How It Feels to Make One's First Beginnings in A. A. Felt fine, but tired. Up too late. Did bills, called M. and got set for A.A. lunch. More bills--more and more nervous till I decided I was too shy to go to lunch alone. Relaxed and finished bills. Dressed. Lunch at Pierre --4 glasses (big) of... Steve November 1944
How It Feels to Make One's First Beginnings in A. A. I was in my 60th year when I first contacted A.A. I had always been a steady and heavy drinker. Having what drinks I wanted was as much a natural part of my life as smoking. So far as I was able to tell at that time it had never interfered with my... Elliot B. November 1944
How It Feels to Join A. A. Long Before You Have to It was a lovely spring morning last June, warm and full of promise--a day that fills you with love of life and a desire to live it fully, to accomplish all the things you have dreamed, to work, to love your fellow man. It was the first day of my... Beatrice November 1944
Do You Know: By the time most of us have reached A.A., we have suffered and, contrary to our expectations, have survived many hangovers. This happy and surprising turn of events is seldom due to the magic potency of advertised nostrums. Nor to the "infallible... An Anonymous Doctor November 1944
A Father Looks Through His Son's Eyes If we non-alcoholics, who have seen this alcoholic disease take possession of one who is dear to us, could change places with the alcoholic and through his eyes get his outlook on life, I believe we would be appalled. If we could feel ourselves... Bill S.'s father, Wally December 1944
The Children Say What A.A. Means to Them Six years ago my father called my brother and me into the living room to give us one of his few and scattered "lectures." However, the contents of his dreaded speech were far from what we expected. They were, in fact, a confession and a pledge to us... Bert T.'s 18-year-old son, Alan December 1944
The Children Say What A.A. Means to Them The first time I encountered Mother under the influence of liquor (and I do mean influence), I was rather taken aback by the surprised shock I received at discovering her in such a stew. I had heard vaguely of people getting drunk, but never had I... Felicia G.'s 17-year-old daughter, December 1944
The Children Say What A.A. Means to Them I am an alcoholic's daughter. I think what I missed most in my childhood was a feeling of security. A child needs to feel that home is always the same, always a place to bring friends and always a place of strength on which she can rely. Her father... Ed F.'s 18-year-old daughter, Joan December 1944

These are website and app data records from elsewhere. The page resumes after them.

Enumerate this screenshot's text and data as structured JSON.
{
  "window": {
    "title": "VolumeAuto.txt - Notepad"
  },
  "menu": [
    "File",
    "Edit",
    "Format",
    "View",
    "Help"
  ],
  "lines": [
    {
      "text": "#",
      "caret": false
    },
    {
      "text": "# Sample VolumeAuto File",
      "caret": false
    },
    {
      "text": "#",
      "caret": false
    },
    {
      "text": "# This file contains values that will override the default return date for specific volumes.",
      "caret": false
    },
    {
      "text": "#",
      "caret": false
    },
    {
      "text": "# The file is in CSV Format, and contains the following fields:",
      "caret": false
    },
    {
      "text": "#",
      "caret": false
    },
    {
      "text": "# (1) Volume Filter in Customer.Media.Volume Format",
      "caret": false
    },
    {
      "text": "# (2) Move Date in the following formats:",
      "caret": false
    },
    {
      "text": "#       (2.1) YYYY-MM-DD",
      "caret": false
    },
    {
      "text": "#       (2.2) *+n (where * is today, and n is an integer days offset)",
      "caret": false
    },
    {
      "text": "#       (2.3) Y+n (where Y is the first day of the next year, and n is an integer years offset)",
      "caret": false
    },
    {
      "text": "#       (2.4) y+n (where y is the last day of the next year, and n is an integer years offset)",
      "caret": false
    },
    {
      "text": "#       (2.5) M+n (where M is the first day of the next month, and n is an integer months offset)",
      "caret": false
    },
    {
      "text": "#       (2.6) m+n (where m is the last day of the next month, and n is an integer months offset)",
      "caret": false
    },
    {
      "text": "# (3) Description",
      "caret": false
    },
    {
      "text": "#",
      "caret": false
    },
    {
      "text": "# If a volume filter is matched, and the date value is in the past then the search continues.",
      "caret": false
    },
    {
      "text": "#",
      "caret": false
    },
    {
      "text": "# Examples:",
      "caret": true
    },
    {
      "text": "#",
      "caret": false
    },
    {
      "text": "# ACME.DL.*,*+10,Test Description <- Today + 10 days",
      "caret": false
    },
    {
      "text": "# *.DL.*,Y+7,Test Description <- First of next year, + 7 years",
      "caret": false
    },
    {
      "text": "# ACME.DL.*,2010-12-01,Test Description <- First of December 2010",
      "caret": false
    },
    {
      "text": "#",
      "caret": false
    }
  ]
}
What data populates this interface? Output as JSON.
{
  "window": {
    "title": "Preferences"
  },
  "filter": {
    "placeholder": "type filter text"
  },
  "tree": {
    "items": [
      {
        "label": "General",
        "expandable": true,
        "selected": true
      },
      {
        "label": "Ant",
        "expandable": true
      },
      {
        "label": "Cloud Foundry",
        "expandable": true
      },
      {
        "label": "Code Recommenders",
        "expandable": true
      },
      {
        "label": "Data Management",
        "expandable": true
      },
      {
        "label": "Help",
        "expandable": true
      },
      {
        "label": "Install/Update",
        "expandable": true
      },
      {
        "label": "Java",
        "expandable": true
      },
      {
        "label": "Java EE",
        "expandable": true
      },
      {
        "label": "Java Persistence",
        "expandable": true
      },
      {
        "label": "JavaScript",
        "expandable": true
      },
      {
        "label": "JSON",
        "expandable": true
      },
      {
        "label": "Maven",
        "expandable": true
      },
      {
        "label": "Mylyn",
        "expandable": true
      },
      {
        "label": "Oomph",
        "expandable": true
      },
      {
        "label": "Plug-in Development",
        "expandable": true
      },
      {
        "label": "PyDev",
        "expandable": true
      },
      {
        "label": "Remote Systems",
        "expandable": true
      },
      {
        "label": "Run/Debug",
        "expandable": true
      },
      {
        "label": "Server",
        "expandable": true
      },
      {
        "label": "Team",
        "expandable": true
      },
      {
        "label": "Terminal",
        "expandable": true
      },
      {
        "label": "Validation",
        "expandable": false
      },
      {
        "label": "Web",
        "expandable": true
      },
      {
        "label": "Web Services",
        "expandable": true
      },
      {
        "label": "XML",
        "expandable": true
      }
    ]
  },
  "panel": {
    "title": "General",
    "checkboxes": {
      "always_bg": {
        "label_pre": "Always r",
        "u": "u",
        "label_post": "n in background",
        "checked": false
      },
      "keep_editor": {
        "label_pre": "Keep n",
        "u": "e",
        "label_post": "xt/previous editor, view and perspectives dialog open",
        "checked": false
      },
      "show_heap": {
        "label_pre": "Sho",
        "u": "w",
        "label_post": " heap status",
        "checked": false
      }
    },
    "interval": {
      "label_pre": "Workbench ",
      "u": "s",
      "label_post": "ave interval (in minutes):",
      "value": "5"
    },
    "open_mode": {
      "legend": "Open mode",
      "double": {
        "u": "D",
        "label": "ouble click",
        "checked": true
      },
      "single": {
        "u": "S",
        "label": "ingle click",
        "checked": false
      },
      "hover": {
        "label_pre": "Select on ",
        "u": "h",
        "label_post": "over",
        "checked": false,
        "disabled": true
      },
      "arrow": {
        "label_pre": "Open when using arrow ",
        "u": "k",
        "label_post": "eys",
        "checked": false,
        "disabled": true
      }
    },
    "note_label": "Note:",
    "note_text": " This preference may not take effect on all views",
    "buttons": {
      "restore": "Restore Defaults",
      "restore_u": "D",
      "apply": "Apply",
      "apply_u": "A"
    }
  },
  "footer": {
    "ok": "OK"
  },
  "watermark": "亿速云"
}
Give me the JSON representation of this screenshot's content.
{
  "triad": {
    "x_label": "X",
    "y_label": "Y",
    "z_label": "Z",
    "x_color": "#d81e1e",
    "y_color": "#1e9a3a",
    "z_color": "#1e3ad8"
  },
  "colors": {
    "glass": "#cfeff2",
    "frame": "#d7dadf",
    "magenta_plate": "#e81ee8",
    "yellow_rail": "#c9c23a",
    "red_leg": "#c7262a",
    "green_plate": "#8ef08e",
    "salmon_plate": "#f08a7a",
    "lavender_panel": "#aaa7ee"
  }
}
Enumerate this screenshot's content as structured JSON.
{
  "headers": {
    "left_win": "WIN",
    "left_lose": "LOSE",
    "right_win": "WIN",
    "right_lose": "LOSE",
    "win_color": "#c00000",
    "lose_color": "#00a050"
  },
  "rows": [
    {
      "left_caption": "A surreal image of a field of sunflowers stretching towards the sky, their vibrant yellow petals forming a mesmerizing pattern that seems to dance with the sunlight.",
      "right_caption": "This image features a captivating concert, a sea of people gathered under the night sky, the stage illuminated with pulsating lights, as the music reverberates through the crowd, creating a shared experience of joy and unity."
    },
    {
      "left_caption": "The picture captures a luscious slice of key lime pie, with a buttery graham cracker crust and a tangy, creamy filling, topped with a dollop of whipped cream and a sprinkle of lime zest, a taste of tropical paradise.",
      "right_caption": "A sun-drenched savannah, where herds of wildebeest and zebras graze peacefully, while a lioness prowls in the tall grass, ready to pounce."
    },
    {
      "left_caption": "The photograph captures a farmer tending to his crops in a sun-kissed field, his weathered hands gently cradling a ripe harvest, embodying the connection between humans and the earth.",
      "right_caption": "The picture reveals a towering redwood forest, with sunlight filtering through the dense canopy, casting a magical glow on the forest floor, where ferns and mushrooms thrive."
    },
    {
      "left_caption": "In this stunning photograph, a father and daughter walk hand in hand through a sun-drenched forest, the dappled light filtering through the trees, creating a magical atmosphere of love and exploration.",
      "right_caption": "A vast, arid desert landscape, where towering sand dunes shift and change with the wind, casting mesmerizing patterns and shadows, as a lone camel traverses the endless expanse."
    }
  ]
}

The Children Say What A.A. Means to Them Two years ago, Alcoholics Anonymous didn't mean a thing to me. Now, A.A. means the fulfillment of countless prayers, the assurance of family life, and most of all, freedom from doubt and suspicion inside the home. Before its appearance on the scene... Marian M.'s 16-year-old son, Peter December 1944